April 16, 2024

New System for Producing Green Hydrogen at a Lower Cost and Higher Efficiency

A team of researchers from the Istituto Italiano di Tecnologia (Italian Institute of Technology, IIT) in Genoa and BeDimensional S.p.A. has developed a new system for producing green hydrogen that is cheaper and more efficient. The technology utilizes small ruthenium particles and a solar-powered system for water electrolysis, offering a solution that could significantly reduce the costs of industrial-scale green hydrogen production.

Hydrogen is widely recognized as a sustainable energy source and an alternative to fossil fuels. However, not all hydrogen is created equal in terms of environmental impact. The primary method of hydrogen production today is through methane steam reforming, a process that releases carbon dioxide (CO2) as a by-product. Hydrogen produced by this process is classified as gray (when CO2 is released into the atmosphere) or blue (when CO2 is captured and stored geologically).

To achieve the goal of zero emissions by 2050, it is crucial to replace these processes with more environmentally sustainable methods that yield green hydrogen with net-zero emissions. The cost of green hydrogen depends on the energy efficiency of the electrolyzer, which splits water molecules into hydrogen and oxygen.

The joint team of researchers has developed a new method that ensures greater efficiency compared to existing techniques in converting electrical energy into the chemical energy stored in hydrogen molecules. The team has created a catalyst concept using renewable energy sources, such as solar panels, to generate the necessary electrical energy.

“We have shown how it is possible to maximize the efficiency of a robust, well-developed technology despite an initial investment that is slightly greater than what would be needed for a standard electrolyzer. This is because we are using a precious metal such as ruthenium,” said Yong Zuo and Michele Ferri from the Nanochemistry Group at IIT in Genoa.

The researchers utilized ruthenium nanoparticles, a noble metal similar to platinum in its chemical behavior but significantly cheaper.
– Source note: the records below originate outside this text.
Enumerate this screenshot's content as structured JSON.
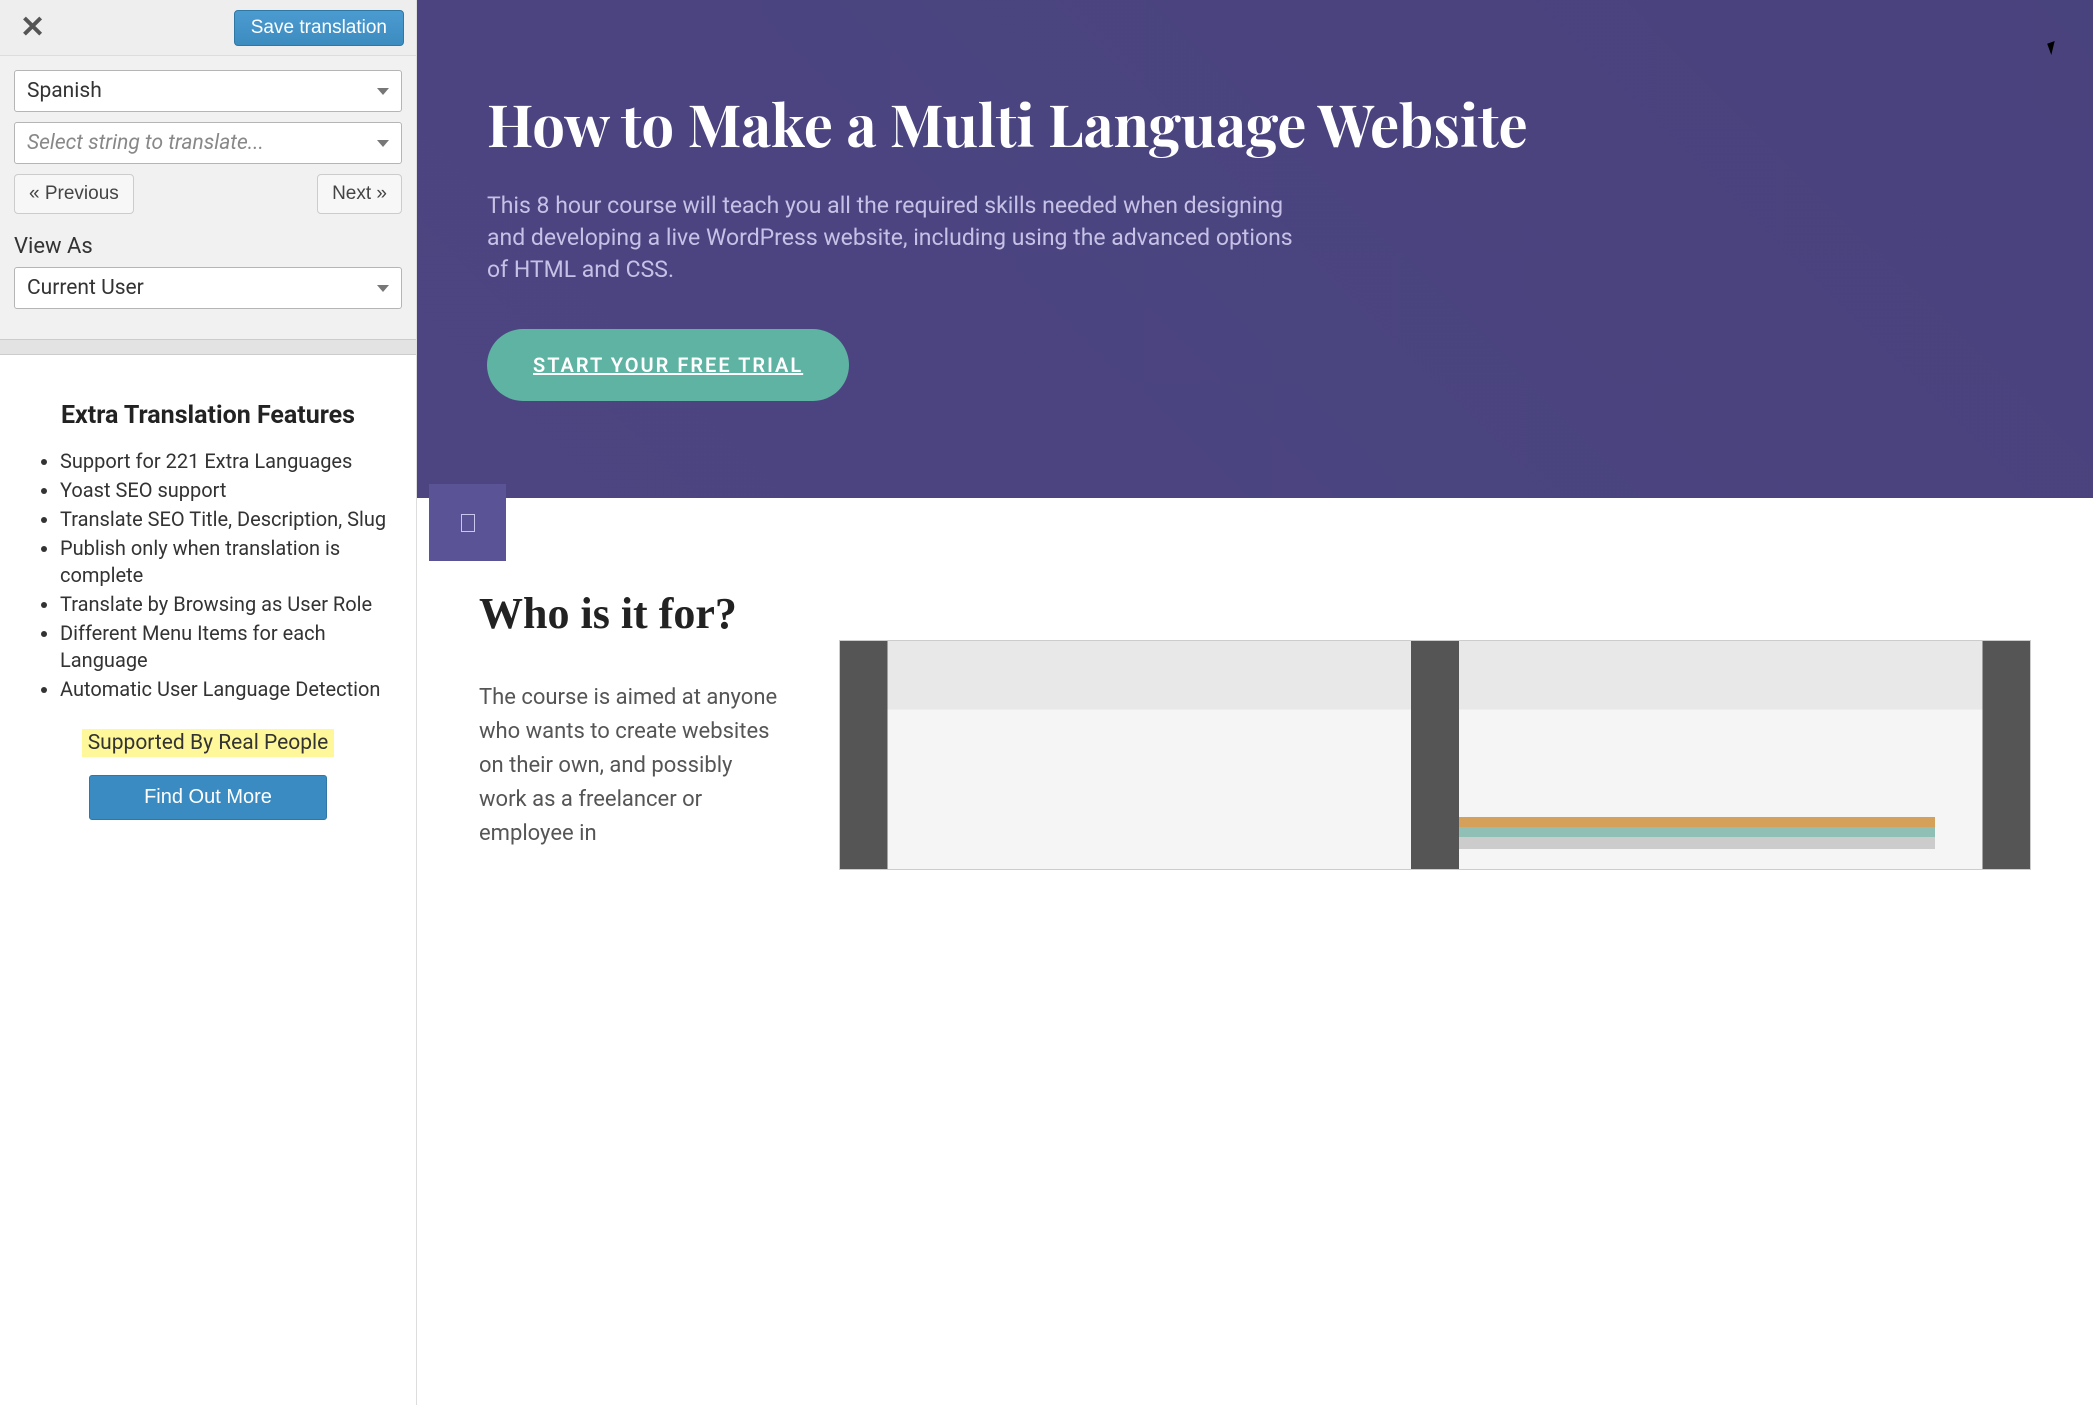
{
  "sidebar": {
    "save_label": "Save translation",
    "language_select": "Spanish",
    "string_placeholder": "Select string to translate...",
    "prev_label": "« Previous",
    "next_label": "Next »",
    "view_as_label": "View As",
    "view_as_value": "Current User"
  },
  "promo": {
    "heading": "Extra Translation Features",
    "features": [
      "Support for 221 Extra Languages",
      "Yoast SEO support",
      "Translate SEO Title, Description, Slug",
      "Publish only when translation is complete",
      "Translate by Browsing as User Role",
      "Different Menu Items for each Language",
      "Automatic User Language Detection"
    ],
    "supported": "Supported By Real People",
    "find_out": "Find Out More"
  },
  "preview": {
    "hero_title": "How to Make a Multi Language Website",
    "hero_body": "This 8 hour course will teach you all the required skills needed when designing and developing a live WordPress website, including using the advanced options of HTML and CSS.",
    "cta": "START YOUR FREE TRIAL",
    "section_title": "Who is it for?",
    "section_body": "The course is aimed at anyone who wants to create websites on their own, and possibly work as a freelancer or employee in"
  }
}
These nanoparticles serve as the active phase of the electrolyzer’s cathode, leading to increased overall efficiency.

“By running electrochemical analyses and tests under industrially significant conditions, we were able to assess the catalytic activity of our materials. Theoretical simulations also allowed us to understand the catalytic behavior of ruthenium nanoparticles at the molecular level, specifically the mechanism of water splitting on their surfaces,” explained Sebastiano Bellani and Marilena Zappia from BeDimensional.

By combining experimental data with additional process parameters, the team conducted a techno-economic analysis that demonstrated the competitiveness of this technology compared to state-of-the-art electrolyzers.

Ruthenium is a precious metal obtained in small quantities as a by-product of platinum extraction. However, it is less expensive than platinum, making it an attractive alternative. The new technology only requires 40 mg of ruthenium per kilowatt, which is significantly less compared to the use of platinum and iridium in proton-exchange membrane electrolyzers.

The researchers at IIT and BeDimensional have improved the efficiency of alkaline electrolyzers by using ruthenium. This technology has been in use for decades due to its durability and robustness. The newly developed family of ruthenium-based cathodes for alkaline electrolyzers exhibits high efficiency and a long operating life, ultimately reducing the production costs of green hydrogen.

In the future, the researchers plan to apply this technology and others, such as nanostructured catalysts based on sustainable two-dimensional materials, in scaled-up electrolyzers powered by renewable energy sources like solar panels. This will further enhance the production of green hydrogen and contribute to a more sustainable energy future.

Overall, the development of this new system for producing green hydrogen holds promise for achieving cost-effective and efficient hydrogen production, which will play a crucial role in transitioning to a greener and more sustainable energy system.

*Note:
1. Source: Coherent Market Insights, Public sources, Desk research
2. We have leveraged AI tools to mine information and compile it